Finding and Applying for Jobs in Physiotherapy

Applying for Jobs

Every employer you apply to will have a different approach to recruitment. You will need to become familiar with this and adapt your application accordingly. Attend any talks given by staff coming into the university to help you apply. Attend Physiotherapy Fairs and student conferences where you will get specific advice and up to date information on employers' recruitment needs.  

To help you prepare for interviews look at some of the questions physiotherapy students have been asked in the past:

What would you do if you were in charge and:

  • A patient wanted to discharge himself
  • A fire broke out in your work area

How would you deal with the following?

  • A nervous patient?
  • A patient who was refusing to co-operate with your treatment plan?
  • A patient who was drunk?

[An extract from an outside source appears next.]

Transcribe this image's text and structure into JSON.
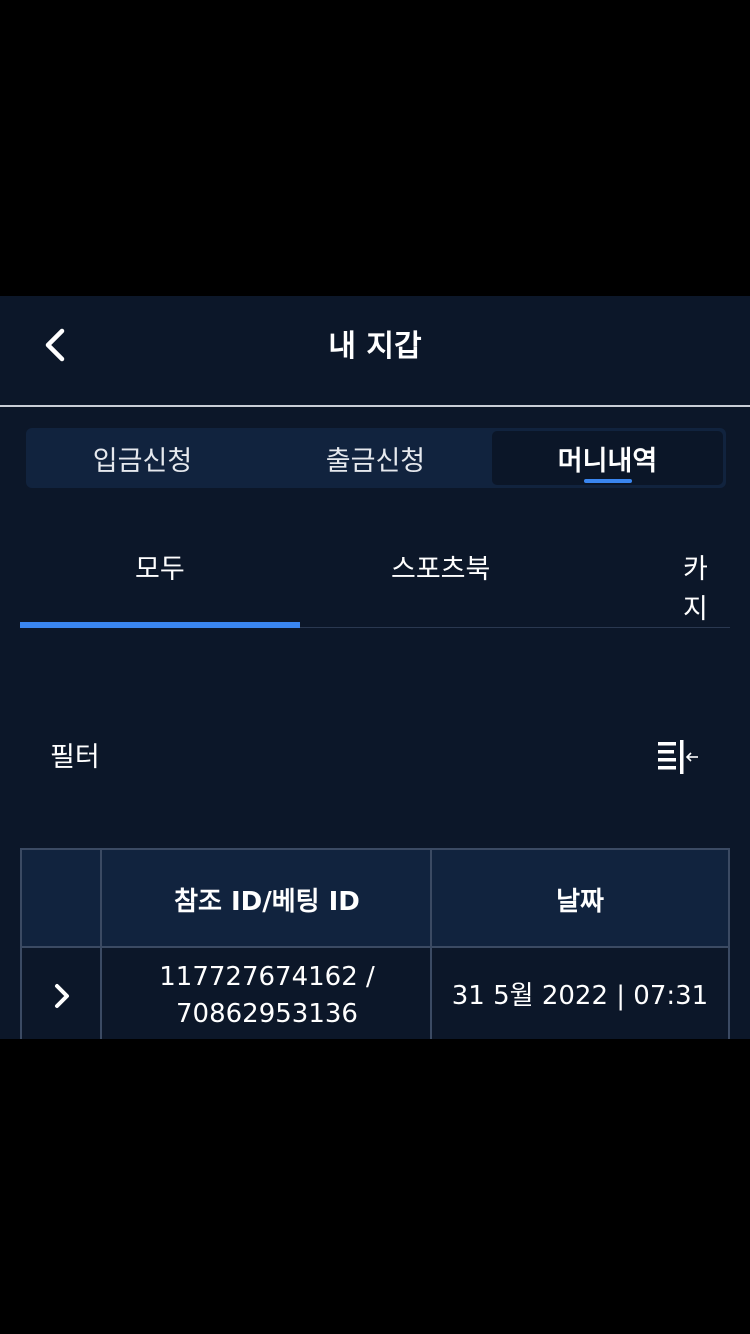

Other questions

  • Would you always do as the doctor asks?
  • How would you go about implementing change in your department?
  • Why did you decide to become a physiotherapist?
  • Why have you applied for this post in particular?
  • What has been/was the most challenging aspect of your course?
  • What have you enjoyed/did you enjoy most about your course?
  • What did you gain from your placements?
  • What was the most challenging thing you had to deal with in your work experience or on your clinical placements so far?
  • Tell me about a distressing incident you experienced when dealing with a patient and how you coped with it.
  • You mention looking for non verbal clues when speaking to patients.  Give me an example of this.
  • Talk me through how you would explain pelvic floor exercises to a new mother.
  • Give me an example of when you have had to think on your feet
  • Describe a situation that demonstrates that you can work effectively as part of a team.
  • Can you tell me about a situation when you have had to use your communication skills in dealing with patients or colleagues.
  • Relatives of a patient, for whom you have primary responsibility, make a complaint about the care that the patient is receiving. How do you handle this situation? 
  • A patient is lying on the floor of the ward and is having difficulty breathing. What do you do?
  • How do you think cultural differences can affect treatment?
  • What is your vision in relation to the rehabilitation and enablement of patients?

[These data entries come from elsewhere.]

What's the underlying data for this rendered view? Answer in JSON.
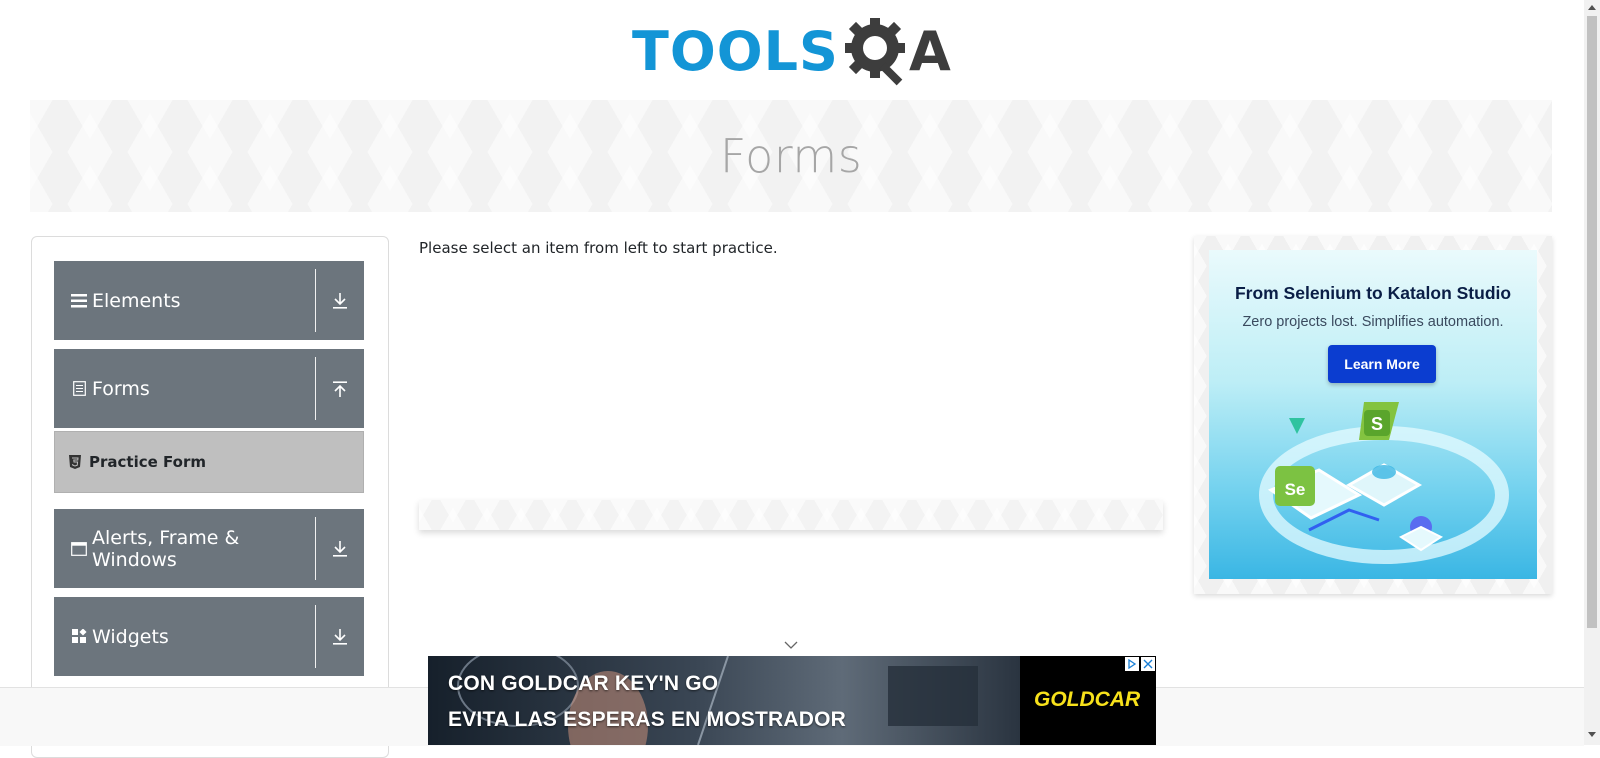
{
  "header": {
    "logo_left": "TOOLS",
    "logo_right": "A"
  },
  "banner": {
    "title": "Forms"
  },
  "sidebar": {
    "groups": [
      {
        "label": "Elements",
        "icon": "hamburger-icon",
        "arrow": "download-arrow-icon",
        "expanded": false
      },
      {
        "label": "Forms",
        "icon": "document-icon",
        "arrow": "upload-arrow-icon",
        "expanded": true
      },
      {
        "label": "Alerts, Frame & Windows",
        "icon": "window-icon",
        "arrow": "download-arrow-icon",
        "expanded": false
      },
      {
        "label": "Widgets",
        "icon": "widgets-icon",
        "arrow": "download-arrow-icon",
        "expanded": false
      }
    ],
    "sub_items": [
      {
        "label": "Practice Form",
        "icon": "html5-icon"
      }
    ]
  },
  "main": {
    "message": "Please select an item from left to start practice."
  },
  "right_ad": {
    "title": "From Selenium to Katalon Studio",
    "subtitle": "Zero projects lost. Simplifies automation.",
    "button": "Learn More"
  },
  "bottom_ad": {
    "line1": "CON GOLDCAR KEY'N GO",
    "line2": "EVITA LAS ESPERAS EN MOSTRADOR",
    "brand": "GOLDCAR"
  },
  "colors": {
    "brand_blue": "#1395d6",
    "brand_dark": "#3d3d3d",
    "sidebar_header": "#6c757d",
    "sidebar_active": "#bfbfbf",
    "ad_button": "#0b3dd0",
    "goldcar_yellow": "#f7e11b"
  }
}
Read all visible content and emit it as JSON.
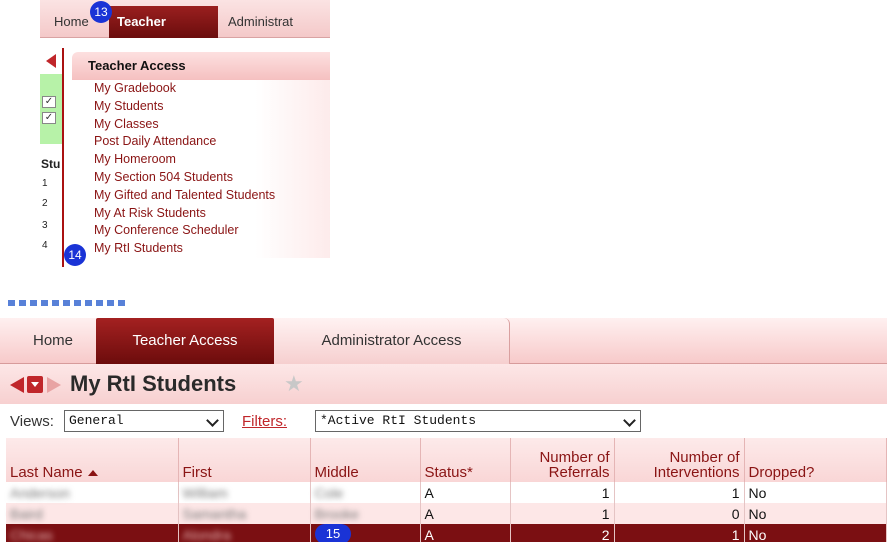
{
  "top": {
    "tabs": {
      "home": "Home",
      "teacher": "Teacher Access",
      "admin": "Administrat"
    },
    "badges": {
      "b1": "13",
      "b2": "14"
    },
    "bg_column_header": "Stu",
    "bg_row_numbers": [
      "1",
      "2",
      "3",
      "4"
    ],
    "menu": {
      "title": "Teacher Access",
      "items": [
        "My Gradebook",
        "My Students",
        "My Classes",
        "Post Daily Attendance",
        "My Homeroom",
        "My Section 504 Students",
        "My Gifted and Talented Students",
        "My At Risk Students",
        "My Conference Scheduler",
        "My RtI Students"
      ]
    }
  },
  "bottom": {
    "tabs": {
      "home": "Home",
      "teacher": "Teacher Access",
      "admin": "Administrator Access"
    },
    "page_title": "My RtI Students",
    "views_label": "Views:",
    "views_value": "General",
    "filters_label": "Filters:",
    "filters_value": "*Active RtI Students",
    "badge": "15",
    "table": {
      "headers": {
        "last": "Last Name",
        "first": "First",
        "middle": "Middle",
        "status": "Status*",
        "referrals_1": "Number of",
        "referrals_2": "Referrals",
        "interventions_1": "Number of",
        "interventions_2": "Interventions",
        "dropped": "Dropped?"
      },
      "rows": [
        {
          "last": "Anderson",
          "first": "William",
          "middle": "Cole",
          "status": "A",
          "referrals": "1",
          "interventions": "1",
          "dropped": "No"
        },
        {
          "last": "Baird",
          "first": "Samantha",
          "middle": "Brooke",
          "status": "A",
          "referrals": "1",
          "interventions": "0",
          "dropped": "No"
        },
        {
          "last": "Chicas",
          "first": "Alondra",
          "middle": "",
          "status": "A",
          "referrals": "2",
          "interventions": "1",
          "dropped": "No"
        }
      ]
    }
  },
  "colors": {
    "accent_dark_red": "#7b0f12",
    "tab_active": "#a42121",
    "link_red": "#8a1414",
    "badge_blue": "#1a33d6"
  },
  "icons": {
    "favorite": "star-icon",
    "nav_prev": "arrow-left-icon",
    "nav_menu": "dropdown-icon",
    "nav_next": "arrow-right-icon",
    "sort": "sort-ascending-icon"
  }
}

  • What do you think are the main challenges facing the NHS today?
  • What do you think are your main strengths and weaknesses?
  • How do you see your career developing over the next 5 years?
  • Why should we offer you this job?
  • How do you keep up to date with current issues?
  • Tell me about some research/NHS policy you have recently read about.
  • How will you make sure you keep your professional practice up to date?
  • What would you do if you did not get on with another staff member and it was causing problems?
  • What do you think is the most important quality or skill for a physiotherapist?
  • How has your previous work experience been of benefit to you in your training and placements?
  • What has been the most challenging aspect of your course?
  • Describe a difficult situation that you encountered during a clinical placement?
  • What do you think are your main strengths and weaknesses?
  • Give me an example of when you have had to think on your feet?
  • Describe a situation that demonstrates that you can work effectively as part of a team.
  • Can you tell me about a situation when you have had to use your communications skills in dealing with patients, families or colleagues.
  • Relatives of a patient, for whom you have primary responsibility, make a complaint about the care that the patient is receiving. How do you handle this situation? 
  • What do you think are the main challenges facing the NHS today?
  • What are the main issues facing the physiotherapy profession today?

Further study  

The CSP website gives further information on career development opportunities by going onto specialist in service training courses and postgraduate courses, careers and development. There are also downloadable publications, an ePortfolio tool reduced-fee events, an online library and discount available on books and journals.

You can use resources such as findamasters.com and findaPhD.com to research a broader range of postgraduate opportunities.  The Prospects postgraduate study section is an excellent resource for researching all aspects of postgraduate study including funding, a course search facility by course type, location and subject area and advice on studying abroad.  

Last modified: 
Tuesday, February 27, 2018 - 14:58